Our semester starts this week, and I’m once again (co)teaching an online course. This is very much swimming against the current, at least at my university, so why am I doing it? I don’t pretend that my answers here are jaw-droppingly original, but I think they’re important to what university education ought to look like, not just now but years or decades on. So I’ll explain.
First: my university, like many, is busily pushing hard to re-establish “normal” – or at least, what our senior administrators imagine that students (and prospective students) think is “normal”. Continue reading
There’s a fascinating shift going on in scientific publishing, as our fundamental model for who pays for the necessary apparatus of journals shifts from subscribers to authors. The shift is slow (because the way science is funded isn’t set up very well to facilitate such a shift), and bits of it spark outrage (just last week, Nature Neuroscience announced that publishing open-access there will cost €9500, and the combination of ridicule and outrage was exactly what it should have been). But I think it’s fair to say that if we can get there, an open-access literature offers major advantages for the communication of science.
But not for science communication – the distinction being that by “science communication”, we generally mean communication of what we do to non-scientists. You see, the pandemic has demonstrated in spades why the last thing we need is to make it easier for the general public to access scientific papers. I know, that’s a bit of a hot take, but hear me out. Continue reading
One of the enormous ironies of the Covid-19 pandemic is that what should be an unquestioned triumph for science seem to have actually reduced trust in science for many. In less than a year science provided the tools to end a global pandemic, including an understanding of transmission, sophisticated models of epidemiology, and multiple safe and highly effective vaccines. You’d think that would bring folks for once and for all into the science-is-great-and-I’m-thankful camp – but no. Continue reading
Either yesterday or today, the number of Covid-19 vaccine doses administered globally will have passed 200 million. Some countries, like Israel and the UK, are quite far along; others haven’t yet started; and it’s fair to argue that the developing world is spending too much effort worrying about its own citizens and not enough developing vaccination strategies for the global South. You don’t have to look far to find media stories excoriating governments and other organizations for vaccine rollouts that are slow, uneven, and inequitable.
But hold on here. 200 million doses. Of a vaccine aimed at a virus we’ve known about for less than 15 months.
One year ago, on February 23, 2020, the pandemic was not yet pan.

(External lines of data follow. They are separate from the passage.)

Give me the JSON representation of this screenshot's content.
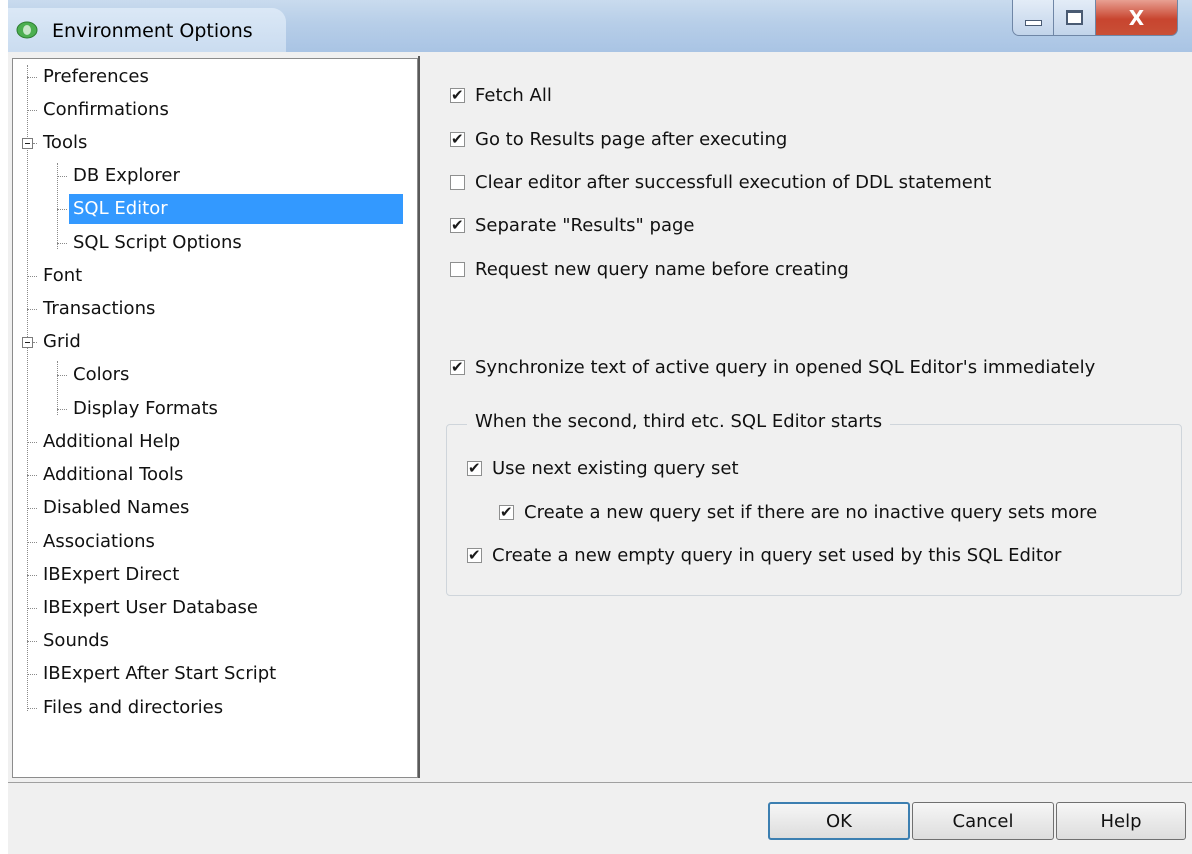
{
  "window": {
    "title": "Environment Options"
  },
  "title_controls": {
    "close_label": "X"
  },
  "tree": {
    "items": [
      {
        "label": "Preferences"
      },
      {
        "label": "Confirmations"
      },
      {
        "label": "Tools"
      },
      {
        "label": "DB Explorer"
      },
      {
        "label": "SQL Editor"
      },
      {
        "label": "SQL Script Options"
      },
      {
        "label": "Font"
      },
      {
        "label": "Transactions"
      },
      {
        "label": "Grid"
      },
      {
        "label": "Colors"
      },
      {
        "label": "Display Formats"
      },
      {
        "label": "Additional Help"
      },
      {
        "label": "Additional Tools"
      },
      {
        "label": "Disabled Names"
      },
      {
        "label": "Associations"
      },
      {
        "label": "IBExpert Direct"
      },
      {
        "label": "IBExpert User Database"
      },
      {
        "label": "Sounds"
      },
      {
        "label": "IBExpert After Start Script"
      },
      {
        "label": "Files and directories"
      }
    ],
    "selected": "SQL Editor"
  },
  "options": {
    "fetch_all": {
      "label": "Fetch All",
      "checked": true
    },
    "go_to_results": {
      "label": "Go to Results page after executing",
      "checked": true
    },
    "clear_editor": {
      "label": "Clear editor after successfull execution of DDL statement",
      "checked": false
    },
    "separate_results": {
      "label": "Separate \"Results\" page",
      "checked": true
    },
    "request_name": {
      "label": "Request new query name before creating",
      "checked": false
    },
    "synchronize": {
      "label": "Synchronize text of active query in opened SQL Editor's immediately",
      "checked": true
    }
  },
  "group": {
    "title": "When the second, third etc. SQL Editor starts",
    "use_next": {
      "label": "Use next existing query set",
      "checked": true
    },
    "create_new_set": {
      "label": "Create a new query set if there are no inactive query sets more",
      "checked": true
    },
    "create_empty_query": {
      "label": "Create a new empty query in query set used by this SQL Editor",
      "checked": true
    }
  },
  "buttons": {
    "ok": "OK",
    "cancel": "Cancel",
    "help": "Help"
  }
}
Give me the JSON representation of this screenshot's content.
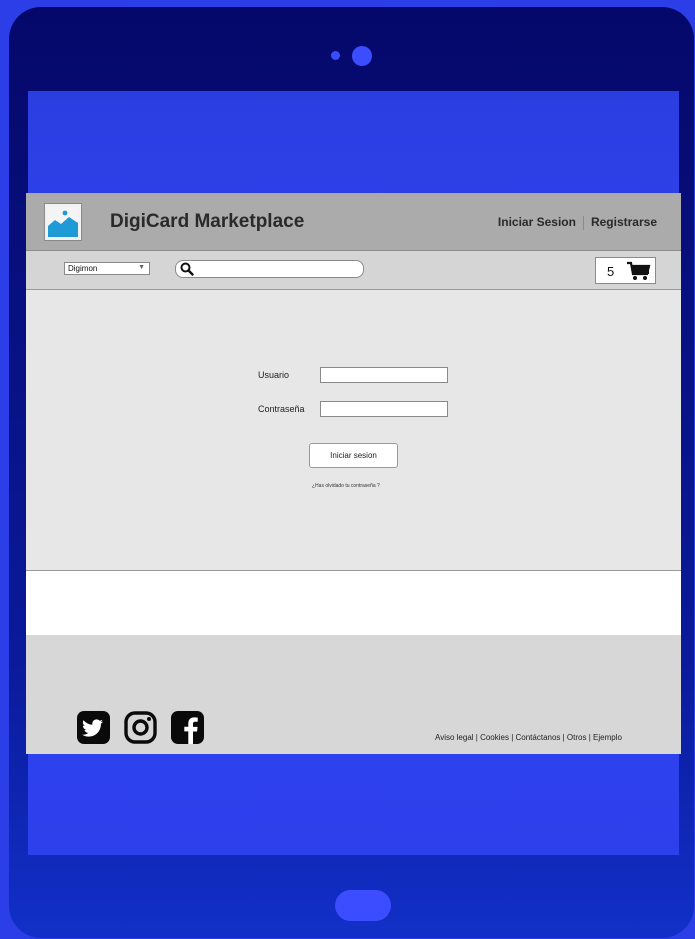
{
  "app": {
    "title": "DigiCard Marketplace",
    "login_link": "Iniciar Sesion",
    "register_link": "Registrarse"
  },
  "toolbar": {
    "category_selected": "Digimon",
    "search_placeholder": "",
    "cart_count": "5"
  },
  "login_form": {
    "username_label": "Usuario",
    "username_value": "",
    "password_label": "Contraseña",
    "password_value": "",
    "submit_label": "Iniciar sesion",
    "forgot_link": "¿Has olvidado tu contraseña ?"
  },
  "footer": {
    "social_icons": [
      "twitter-icon",
      "instagram-icon",
      "facebook-icon"
    ],
    "links_text": "Aviso legal | Cookies | Contáctanos | Otros | Ejemplo"
  },
  "colors": {
    "page_bg": "#2b3ee8",
    "tablet_frame": "#05086a",
    "header_bg": "#ababab",
    "toolbar_bg": "#d5d5d5",
    "content_bg": "#e7e7e7",
    "footer_bg": "#d7d7d7",
    "button_accent": "#3b4dff"
  }
}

Continue reading
Emma Despland is a friend and colleague who’s blogging here as an ecologist – but also as a citizen and and a parent. Her thinking about our current pandemic melds these perspectives, and that in itself is an interesting and important thing to me. That’s because scientists are, of course, just people like everyone else, who call their friends and bike with their kids when they’re not running an analysis or thinking about the Earth’s systems. And the scientist perspective and the citizen perspective and the parent perspective aren’t mutually exclusive. Read on:
Covid-19 has imposed dramatic lifestyle changes on many of us, most of which I think we see as short term inconveniences that we hope will soon pass. However, this imposed slowing of the pace of life creates space for reflection. Despite the obvious tragedy and fear, not all the new experiences we are living are bad. Some, perhaps, have something to teach us about the world we’d like to live in when all this is over. Continue reading